A Home Office spokeswoman said: "The Home Office attaches great importance to adherence to the rules governing elections, and gave this issue careful consideration, including discussing with the Cabinet Office.
"The Home Secretary's speech today is about the prevention of terrorism, an issue of fundamental national importance and on which the Government has a duty to act.
"It is on this basis that the Home Secretary made her speech.
"As she made clear in her radio interview this morning, she believes that this is an issue which transcends party lines and is a response to a serious and urgent threat to our national security.
"Specifically, her speech gave further detail on how the key Prevent element of the UK-wide counter-terrorism strategy - the strand that deals with countering radicalisation at home - would be implemented.
"The Home Office took the view that it was appropriate that an announcement on an issue of national importance should be made."
In a speech later today, Ms Smith is expected to say: "We recognise that we can neither arrest our way out of the problems we face nor protect ourselves to the point where the threat disappears.
"We need to dissuade that very small minority of people who wish to harm our communities from becoming or supporting terrorists.
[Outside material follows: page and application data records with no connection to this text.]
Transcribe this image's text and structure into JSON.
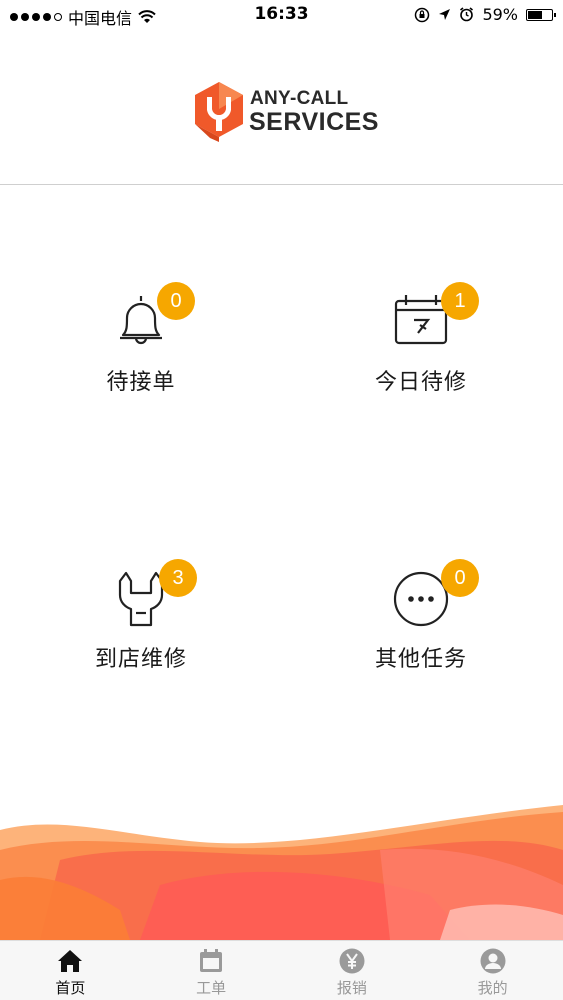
{
  "status_bar": {
    "carrier": "中国电信",
    "time": "16:33",
    "battery": "59%"
  },
  "brand": {
    "line1": "ANY-CALL",
    "line2": "SERVICES"
  },
  "tiles": [
    {
      "label": "待接单",
      "count": "0",
      "icon": "bell-icon"
    },
    {
      "label": "今日待修",
      "count": "1",
      "icon": "calendar-today-icon"
    },
    {
      "label": "到店维修",
      "count": "3",
      "icon": "wrench-icon"
    },
    {
      "label": "其他任务",
      "count": "0",
      "icon": "more-dots-icon"
    }
  ],
  "tabbar": [
    {
      "label": "首页",
      "icon": "home-icon",
      "active": true
    },
    {
      "label": "工单",
      "icon": "calendar-icon",
      "active": false
    },
    {
      "label": "报销",
      "icon": "yen-icon",
      "active": false
    },
    {
      "label": "我的",
      "icon": "user-icon",
      "active": false
    }
  ],
  "colors": {
    "accent": "#f6a700",
    "brand_orange": "#f0592a"
  }
}
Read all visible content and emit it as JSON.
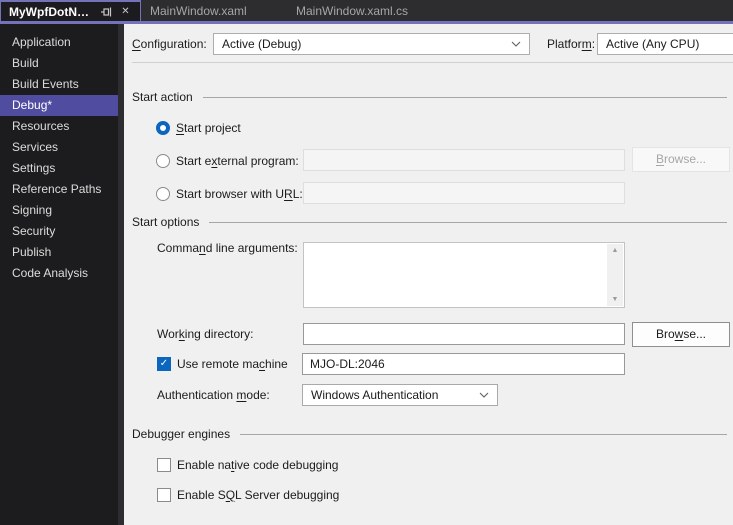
{
  "tabs": {
    "active": {
      "label": "MyWpfDotNetF*"
    },
    "tab2": {
      "label": "MainWindow.xaml"
    },
    "tab3": {
      "label": "MainWindow.xaml.cs"
    },
    "close_glyph": "✕"
  },
  "sidebar": {
    "items": [
      "Application",
      "Build",
      "Build Events",
      "Debug*",
      "Resources",
      "Services",
      "Settings",
      "Reference Paths",
      "Signing",
      "Security",
      "Publish",
      "Code Analysis"
    ],
    "selected": "Debug*"
  },
  "config_row": {
    "configuration_label": {
      "pre": "",
      "key": "C",
      "post": "onfiguration:"
    },
    "configuration_value": "Active (Debug)",
    "platform_label": {
      "pre": "Platfor",
      "key": "m",
      "post": ":"
    },
    "platform_value": "Active (Any CPU)"
  },
  "start_action": {
    "title": "Start action",
    "radio_project": {
      "pre": "",
      "key": "S",
      "post": "tart project"
    },
    "radio_external": {
      "pre": "Start e",
      "key": "x",
      "post": "ternal program:"
    },
    "radio_browser": {
      "pre": "Start browser with U",
      "key": "R",
      "post": "L:"
    },
    "browse_button": {
      "pre": "",
      "key": "B",
      "post": "rowse..."
    },
    "external_value": "",
    "browser_url_value": ""
  },
  "start_options": {
    "title": "Start options",
    "cmd_label": {
      "pre": "Comma",
      "key": "n",
      "post": "d line arguments:"
    },
    "cmd_value": "",
    "workdir_label": {
      "pre": "Wor",
      "key": "k",
      "post": "ing directory:"
    },
    "workdir_value": "",
    "browse_button": {
      "pre": "Bro",
      "key": "w",
      "post": "se..."
    },
    "remote_label": {
      "pre": "Use remote ma",
      "key": "c",
      "post": "hine"
    },
    "remote_checked": true,
    "remote_value": "MJO-DL:2046",
    "auth_label": {
      "pre": "Authentication ",
      "key": "m",
      "post": "ode:"
    },
    "auth_value": "Windows Authentication"
  },
  "debugger_engines": {
    "title": "Debugger engines",
    "native_label": {
      "pre": "Enable na",
      "key": "t",
      "post": "ive code debugging"
    },
    "native_checked": false,
    "sql_label": {
      "pre": "Enable S",
      "key": "Q",
      "post": "L Server debugging"
    },
    "sql_checked": false
  },
  "glyphs": {
    "check": "✓",
    "scroll_up": "▲",
    "scroll_down": "▼"
  },
  "colors": {
    "accent_purple": "#7472b8",
    "sidebar_selection": "#504da0",
    "control_blue": "#0a66bf",
    "tabbar_bg": "#2d2d30",
    "sidebar_bg": "#1c1c1e",
    "content_bg": "#f0f0f0"
  }
}
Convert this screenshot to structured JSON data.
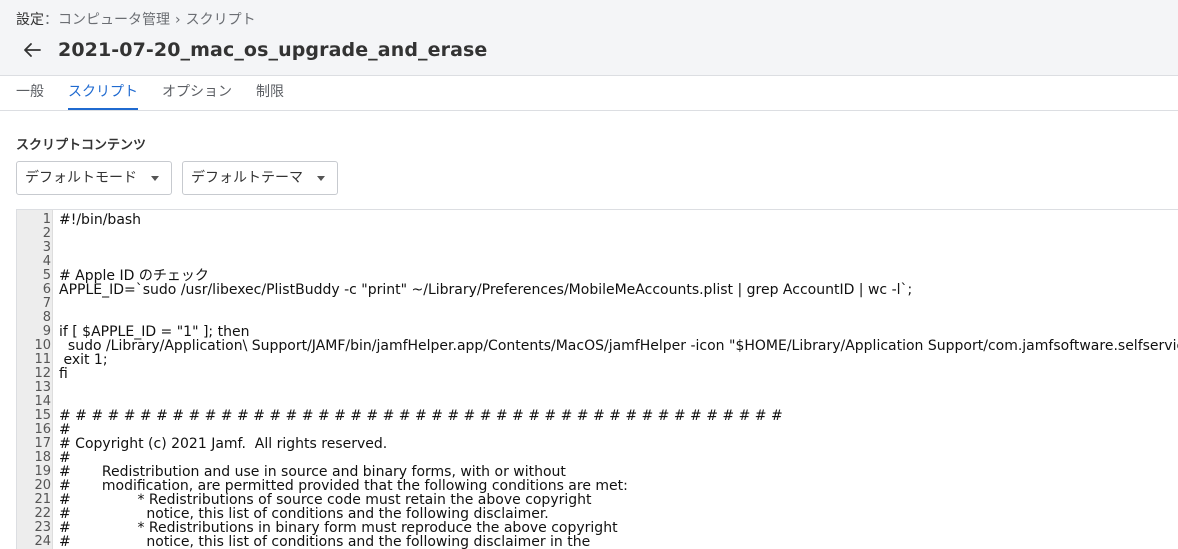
{
  "breadcrumb": {
    "root": "設定",
    "colon": "：",
    "section": "コンピュータ管理",
    "separator": "›",
    "current": "スクリプト"
  },
  "page_title": "2021-07-20_mac_os_upgrade_and_erase",
  "back_icon": "arrow-left-icon",
  "tabs": [
    {
      "label": "一般",
      "active": false
    },
    {
      "label": "スクリプト",
      "active": true
    },
    {
      "label": "オプション",
      "active": false
    },
    {
      "label": "制限",
      "active": false
    }
  ],
  "script_contents": {
    "label": "スクリプトコンテンツ",
    "mode_select": "デフォルトモード",
    "theme_select": "デフォルトテーマ"
  },
  "colors": {
    "accent": "#1f6ad0",
    "header_bg": "#f4f5f7",
    "gutter_bg": "#ededed"
  },
  "code_lines": [
    "#!/bin/bash",
    "",
    "",
    "",
    "# Apple ID のチェック",
    "APPLE_ID=`sudo /usr/libexec/PlistBuddy -c \"print\" ~/Library/Preferences/MobileMeAccounts.plist | grep AccountID | wc -l`;",
    "",
    "",
    "if [ $APPLE_ID = \"1\" ]; then",
    "  sudo /Library/Application\\ Support/JAMF/bin/jamfHelper.app/Contents/MacOS/jamfHelper -icon \"$HOME/Library/Application Support/com.jamfsoftware.selfservic",
    " exit 1;",
    "fi",
    "",
    "",
    "# # # # # # # # # # # # # # # # # # # # # # # # # # # # # # # # # # # # # # # # # # # # #",
    "#",
    "# Copyright (c) 2021 Jamf.  All rights reserved.",
    "#",
    "#       Redistribution and use in source and binary forms, with or without",
    "#       modification, are permitted provided that the following conditions are met:",
    "#               * Redistributions of source code must retain the above copyright",
    "#                 notice, this list of conditions and the following disclaimer.",
    "#               * Redistributions in binary form must reproduce the above copyright",
    "#                 notice, this list of conditions and the following disclaimer in the"
  ]
}
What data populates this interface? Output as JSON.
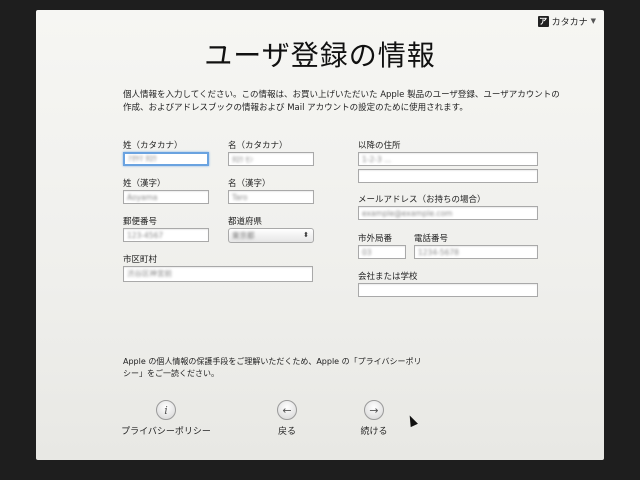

That is the long-term challenge."
She will add: "I believe the resources allocated now to preventing terrorism work will enable us to develop a new kind of counter-terrorist policing, building upon and alongside your existing work."
The Conservatives and Liberal Democrats also questioned whether new money was being made available for the 300 new staff or whether it would be diverted from existing Home Office budgets.
Ms Smith said it was being funded by an extra £11 million this year announced in the Comprehensive Spending Review.
The move comes amid debate over controversial plans to extend the time limit for holding terror suspects without charge to 42 days.
Under the proposals, the Home Secretary would be able to immediately extend the limit to 42 days if a joint report by a Chief Constable and the Director of Public Prosecutions backed the move.
At the weekend, Ms Smith warned critics of the plans that as many as 30 active plots against the UK were now being probed.
Interviewed on the BBC Radio 4 Today programme, she also denied she was "picking a political fight" over the 42-day issue.
"The legislation we are taking through Parliament in my view, in the view of senior police officers, is important to cover the risk in the future that in very exceptional cases 28 days might not be enough to fully investigate those plots.
"If other people are happy to take that risk, that's up to them."
Director of Liberty Shami Chakrabarti said: "The Home Secretary rightly wants to prevent radicalisation, but locking up innocents for 1,000 hours without charge isn't going to help.
"If she wants to promote 'mainstream voices', how about those on her own backbenches who say that the right to know the charges against you before lengthy imprisonment was Britain's greatest export to the democratic world?"
Shadow security minister Baroness Pauline Neville-Jones said the new measures announced today would have "limited impact".
"The Government's track record in countering radicalisation is weak," she said.
"The Government delayed for far too long to prosecute those inciting violence like Abu Hamza.
"It has failed to deliver on its pledge to ban radical groups like Hizb ut-Tahrir. And it continues to let into Britain extremists like Hizbullah frontman Ibrahim Moussawi.
"We need long-term, concerted action across all of these areas and more direct involvement of moderate voices in British Muslim communities in the task of preventing radicalisation."Reuse content